present a clear dichotomy between a male-like thorn and a female-like flower. What makes the varied parts of a plant masculine and feminine? This is how performativity is constructed. The violence inflicted upon the villagers becomes important in the film as it zooms into the vulnerable state of women and children when the village is attacked by the dacoits. How Basanti becomes a passive participant in the situation is a silent observation. She helps the two men (namely Jai and Veeru), escape the massive net of the famous dacoit Gabbar Singh. Meanwhile, we are also introduced to the patriarchal setup of Thakur Sahib’s household where men are the producers who pursue activities like shooting and farming and the women are the consumers who are seen chopping vegetables and applying makeup. This highlights the concept coined by Judith Butler called ‘gender performativity’. The entire narrative of a ‘sushil bahu’ begins here. A sushil bahu is rightfully oppressed in terms of society and tradition. She should be a passive recipient of Patriarchy who is denied all rights leading to freedom and who should becomes a slave after marriage. Meanwhile, if the husband dies, she should be half-dead too. How Radha suppresses her love for Jai and denies celebration of any kind synchronizes with the society’s treatment towards widows. One of the many objectives of good cinema is the betterment of society. I think that a film like Sholay has nothing to offer in that regard. In fact, this leads to the propagation of such a social stigma. Here, Radha’s submissive behaviour becomes a tool of justification for re-marriage.
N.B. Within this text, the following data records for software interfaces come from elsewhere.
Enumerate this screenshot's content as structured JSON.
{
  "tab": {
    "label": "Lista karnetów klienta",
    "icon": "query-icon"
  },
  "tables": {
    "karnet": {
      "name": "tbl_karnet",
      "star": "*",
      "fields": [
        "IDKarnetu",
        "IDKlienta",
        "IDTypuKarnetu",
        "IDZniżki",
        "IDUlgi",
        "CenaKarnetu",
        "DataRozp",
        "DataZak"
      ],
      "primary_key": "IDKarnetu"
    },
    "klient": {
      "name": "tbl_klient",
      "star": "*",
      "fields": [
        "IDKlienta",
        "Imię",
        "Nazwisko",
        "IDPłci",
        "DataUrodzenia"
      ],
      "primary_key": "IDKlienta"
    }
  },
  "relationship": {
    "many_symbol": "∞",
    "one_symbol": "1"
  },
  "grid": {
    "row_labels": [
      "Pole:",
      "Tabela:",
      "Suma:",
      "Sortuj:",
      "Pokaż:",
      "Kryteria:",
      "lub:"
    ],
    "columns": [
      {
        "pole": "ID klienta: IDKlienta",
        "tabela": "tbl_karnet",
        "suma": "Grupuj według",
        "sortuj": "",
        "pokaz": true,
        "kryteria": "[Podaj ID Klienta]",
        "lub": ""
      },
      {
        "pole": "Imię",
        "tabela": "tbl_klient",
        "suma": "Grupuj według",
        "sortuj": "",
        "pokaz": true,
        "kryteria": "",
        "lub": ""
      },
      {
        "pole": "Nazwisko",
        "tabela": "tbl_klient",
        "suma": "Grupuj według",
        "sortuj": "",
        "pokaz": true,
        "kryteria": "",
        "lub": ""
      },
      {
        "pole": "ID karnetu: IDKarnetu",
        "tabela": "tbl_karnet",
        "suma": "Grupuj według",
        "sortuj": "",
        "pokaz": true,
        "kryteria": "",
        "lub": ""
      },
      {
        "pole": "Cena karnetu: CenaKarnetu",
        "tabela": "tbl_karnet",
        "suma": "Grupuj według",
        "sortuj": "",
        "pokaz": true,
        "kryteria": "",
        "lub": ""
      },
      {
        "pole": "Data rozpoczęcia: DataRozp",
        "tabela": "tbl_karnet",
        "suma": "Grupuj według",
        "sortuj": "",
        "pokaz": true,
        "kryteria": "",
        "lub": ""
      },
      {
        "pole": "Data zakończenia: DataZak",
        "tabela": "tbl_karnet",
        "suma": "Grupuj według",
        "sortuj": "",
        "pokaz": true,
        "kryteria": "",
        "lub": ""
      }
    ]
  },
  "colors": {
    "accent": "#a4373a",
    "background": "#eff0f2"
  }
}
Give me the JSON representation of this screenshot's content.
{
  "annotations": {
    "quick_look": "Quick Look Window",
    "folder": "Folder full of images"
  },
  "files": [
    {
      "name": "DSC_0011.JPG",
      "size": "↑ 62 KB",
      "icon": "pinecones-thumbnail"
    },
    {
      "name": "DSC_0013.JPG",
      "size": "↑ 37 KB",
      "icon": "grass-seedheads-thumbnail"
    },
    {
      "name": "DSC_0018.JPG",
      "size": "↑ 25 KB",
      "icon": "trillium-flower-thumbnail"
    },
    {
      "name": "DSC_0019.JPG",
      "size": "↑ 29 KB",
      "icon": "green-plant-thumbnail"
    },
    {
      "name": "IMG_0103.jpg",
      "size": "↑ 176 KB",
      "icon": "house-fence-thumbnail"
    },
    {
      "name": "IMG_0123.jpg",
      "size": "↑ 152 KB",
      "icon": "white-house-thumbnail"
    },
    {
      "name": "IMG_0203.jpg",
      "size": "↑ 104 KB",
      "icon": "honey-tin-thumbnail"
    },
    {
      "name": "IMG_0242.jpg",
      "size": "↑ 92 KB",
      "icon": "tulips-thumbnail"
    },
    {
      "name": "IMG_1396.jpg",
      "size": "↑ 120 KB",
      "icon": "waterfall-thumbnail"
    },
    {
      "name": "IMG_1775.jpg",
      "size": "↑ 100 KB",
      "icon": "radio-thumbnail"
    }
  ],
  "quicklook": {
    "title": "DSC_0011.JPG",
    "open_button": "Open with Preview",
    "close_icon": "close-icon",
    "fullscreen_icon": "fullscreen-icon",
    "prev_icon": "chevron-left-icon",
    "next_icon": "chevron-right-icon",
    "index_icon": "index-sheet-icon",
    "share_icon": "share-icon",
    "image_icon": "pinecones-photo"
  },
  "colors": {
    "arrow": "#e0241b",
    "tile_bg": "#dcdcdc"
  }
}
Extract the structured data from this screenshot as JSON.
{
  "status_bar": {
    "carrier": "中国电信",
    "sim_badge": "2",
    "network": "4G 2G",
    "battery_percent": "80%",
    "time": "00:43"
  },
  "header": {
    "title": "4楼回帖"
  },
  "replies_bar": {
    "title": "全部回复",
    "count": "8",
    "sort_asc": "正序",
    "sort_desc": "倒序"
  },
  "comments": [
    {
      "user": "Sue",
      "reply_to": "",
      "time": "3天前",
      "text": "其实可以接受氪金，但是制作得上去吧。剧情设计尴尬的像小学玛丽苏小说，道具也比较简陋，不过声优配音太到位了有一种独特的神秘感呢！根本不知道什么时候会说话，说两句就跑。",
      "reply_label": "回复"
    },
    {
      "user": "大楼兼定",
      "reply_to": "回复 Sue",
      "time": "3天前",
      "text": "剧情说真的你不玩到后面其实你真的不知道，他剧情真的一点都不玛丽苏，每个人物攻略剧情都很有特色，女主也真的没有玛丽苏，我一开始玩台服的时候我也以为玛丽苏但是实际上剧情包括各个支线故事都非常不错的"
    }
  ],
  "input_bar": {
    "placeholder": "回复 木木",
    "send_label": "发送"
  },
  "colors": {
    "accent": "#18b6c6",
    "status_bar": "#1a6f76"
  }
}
One of the songs, “Mehbooba-o-mehbooba” depicts the blatant objectification of women. The objectification through sophisticated lyrics shows how women are treated as commodities in a capitalist setup. Women’s bodies are sexualized to an extent of normalizing physical abuse and the same women should save her honour from foreign bodies. In order to do so she should have strength. This point becomes the epic climax of the film where Veeru orders Basanti to not dance in front of the dogs (the dacoits). However, it is bizarre to note it is the man who denies a certain issue and it is the same man who gives consent to it. Offense and persuasion happens over the time frame of one song. The heroine, who is constantly harassed has nothing to complain about. This is acknowledged, unquestionably. One of the songs in the film draws parallel connections between an offended young woman and a broken down car. This is a pure state of commodification of women. From the assumption of Basanti as a burden and prioritizing her aunt’s ‘yes’ for marriage over hers to the portrayal of Radha as a dependent woman sets us free from any notions of female empowerment often associated with the film. Honor, love and marriage accompanied by the reason of revenge give birth to Thakur’s tragic flaw.
Female portrayals inside and outside of the idiot box have heightened the kind of culture we dissociate ourselves with. Subordination is internalised and if this internalization gives birth to clear profits, it seems a win-win situation for both Patriarchy and Capitalism. Media is an active participant and Sholay happens to be just one of the million examples. Inalienable rights are rights of the entire human fraternity. Why is woman a woman and not a human in this context? The ‘dance’ which concludes the film creates a hypocrisy on which the society runs. What is the weapon of attack in this case? Is it because Veeru was tied up that Basanti had to dance? Or is it the universal propagation that women cannot attack? This rant is just an example, the reality is grotesque. The beauty of friendship creates an epilogue of the film. However, the imagery of Radha closing the windows throws light on a space where a new story begins, a story which paints a monochromic picture of valiant embers, embers which have been surrendered to subordination, oppression and unsurpassed “othering”.